More than 100 students dressed in bright red and teal marched through the CVHS campus in support of survivors of sexual assault on Oct. 21. The marchers hope to spark action on the issue by both students and school staff.
The Women of Color for Change Club organized the demonstration.
“We initially organized this protest after Trojan Time in the beginning of our school year,” said club member Bibiana Lazares. “Admin had said nothing about the actual rules of the dress code only, ‘Please do not intentionally dress to provoke others.’ From there we really opened a discussion on how that kind of language promotes victim blaming and how unsafe people really feel at school knowing their reports might be swept under the rug.”
The group posted these demands:
“1. We want CVHS Admin to prioritize our safety as students and take our reports seriously.
2. We want CVHS Admin to acknowledge the seriousness of sexual assault and take action when reports are received.
3. We want CVHS Admin to make better efforts at explaining and enforcing the ‘Zero-Tolerance Policy.’
4. We want CVHS students to completely understand the Zero-Tolerance Policy for Sexual Assault and understand how serious it is.”
CVHS Principal Blaine Torpey responded to the event with this statement: “We take sexual assaults very seriously. Our most important responsibility is to protect students and ensure that they are safe and feel safe. There are strict procedures and steps required under federal and state law that we must follow when it comes to any allegations of sexual misconduct.”
The CVHS student handbook prohibits sexual assault and notes a five-day suspension, police report and expulsion recommendation as consequences. There is not, however, any mention of a “Zero-Tolerance Policy.”
“It’s pretty well known amongst the student body that there have been some recent sexual assault instances and many people, including the victims, felt as though it was not being dealt with or did not feel supported by the administration as well as a good amount of their peers,” said the Women of Color for Change Club’s President Aiana Pillay.
Lazares agrees. “No one deserves to feel unsafe at school,” she said. “I know the sinking feeling in your stomach and the nauseating memories that you have to relive when you see your abuser.”

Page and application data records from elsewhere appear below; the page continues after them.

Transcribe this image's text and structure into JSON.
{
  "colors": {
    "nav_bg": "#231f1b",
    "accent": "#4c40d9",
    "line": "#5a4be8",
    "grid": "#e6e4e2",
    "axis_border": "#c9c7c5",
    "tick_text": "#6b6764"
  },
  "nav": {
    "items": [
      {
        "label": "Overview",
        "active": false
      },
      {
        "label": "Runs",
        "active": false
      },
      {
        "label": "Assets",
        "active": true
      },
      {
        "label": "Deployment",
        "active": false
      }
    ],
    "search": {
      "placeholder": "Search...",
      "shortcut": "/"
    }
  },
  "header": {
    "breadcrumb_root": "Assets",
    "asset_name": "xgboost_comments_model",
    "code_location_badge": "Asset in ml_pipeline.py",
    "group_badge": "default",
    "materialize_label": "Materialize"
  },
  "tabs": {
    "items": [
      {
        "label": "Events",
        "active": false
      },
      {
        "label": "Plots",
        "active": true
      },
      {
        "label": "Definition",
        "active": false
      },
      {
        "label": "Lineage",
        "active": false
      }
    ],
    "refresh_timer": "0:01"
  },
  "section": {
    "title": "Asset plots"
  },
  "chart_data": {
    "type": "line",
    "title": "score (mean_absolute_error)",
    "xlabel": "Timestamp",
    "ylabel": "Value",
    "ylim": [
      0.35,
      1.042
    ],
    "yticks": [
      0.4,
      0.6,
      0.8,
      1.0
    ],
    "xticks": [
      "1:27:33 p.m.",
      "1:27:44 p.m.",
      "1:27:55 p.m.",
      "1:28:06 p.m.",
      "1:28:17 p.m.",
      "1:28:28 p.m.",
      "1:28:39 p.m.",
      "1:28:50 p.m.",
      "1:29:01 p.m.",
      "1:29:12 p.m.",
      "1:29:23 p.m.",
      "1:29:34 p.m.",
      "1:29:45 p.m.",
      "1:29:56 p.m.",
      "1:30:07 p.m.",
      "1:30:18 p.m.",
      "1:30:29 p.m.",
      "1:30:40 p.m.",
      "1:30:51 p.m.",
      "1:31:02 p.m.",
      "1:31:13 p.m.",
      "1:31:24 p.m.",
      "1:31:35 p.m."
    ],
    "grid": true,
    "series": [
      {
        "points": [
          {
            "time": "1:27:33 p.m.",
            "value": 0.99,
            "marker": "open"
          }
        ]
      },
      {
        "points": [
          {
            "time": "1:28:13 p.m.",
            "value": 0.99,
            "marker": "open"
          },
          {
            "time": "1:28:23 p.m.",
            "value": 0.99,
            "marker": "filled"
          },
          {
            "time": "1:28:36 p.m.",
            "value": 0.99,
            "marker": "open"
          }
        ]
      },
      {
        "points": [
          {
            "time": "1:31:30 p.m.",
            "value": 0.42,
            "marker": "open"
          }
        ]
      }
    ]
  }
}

Demonstrators remember how spectators had acted at the protest.
“During the demonstration, I was surprised that some students were making fun of the ones that were protesting, and many people don’t take this issue as seriously as they should,” said participant Sofia Palau.
Lazares recalls a moment she circles back to: “I remember walking through the basketball courts and hearing someone say, ‘Why is it only women?’ I know they were clearly trying to make fun of us, but I think about that a lot. I feel like it says a lot about the conversation surrounding sexual assault and rape culture at CVHS. It is uncomfortable and hard to acknowledge that most victims of sexual assault are women, but I know there are more male victims than we think.”
Brady Hogan, one of the few boys participating, explained why he felt it was necessary to be part of this protest. “At the end of the day we’re all human,” Hogan said. “[Sexual assault] is a problem everyone should be concerned about, so everyone should fight against it, no matter their gender.”
Although the event criticized CVHS administration, Torpey expressed support for the protestors and their goals.
“The organizers and participants demonstrated the power of students setting the expectations for all of us. Students reinforced how important the topic of sexual assault is. It was moving and impactful. Students showed how to respectfully share their concerns about a very important issue,” Torpey said.
Lazares remembers a particular moment she had after the event: “After the protest, I was worried about what people would say. It’s hard being front and center, organizing, planning, and ultimately leading the crowd of people before us. I was worried, but someone stopped me on my way to math class. She told me she was a victim herself and how much it meant to her. In that moment, it all became real. I didn’t care after that, people could say what they wanted to. If we helped one person feel more safe and supported, then it all was worth it.”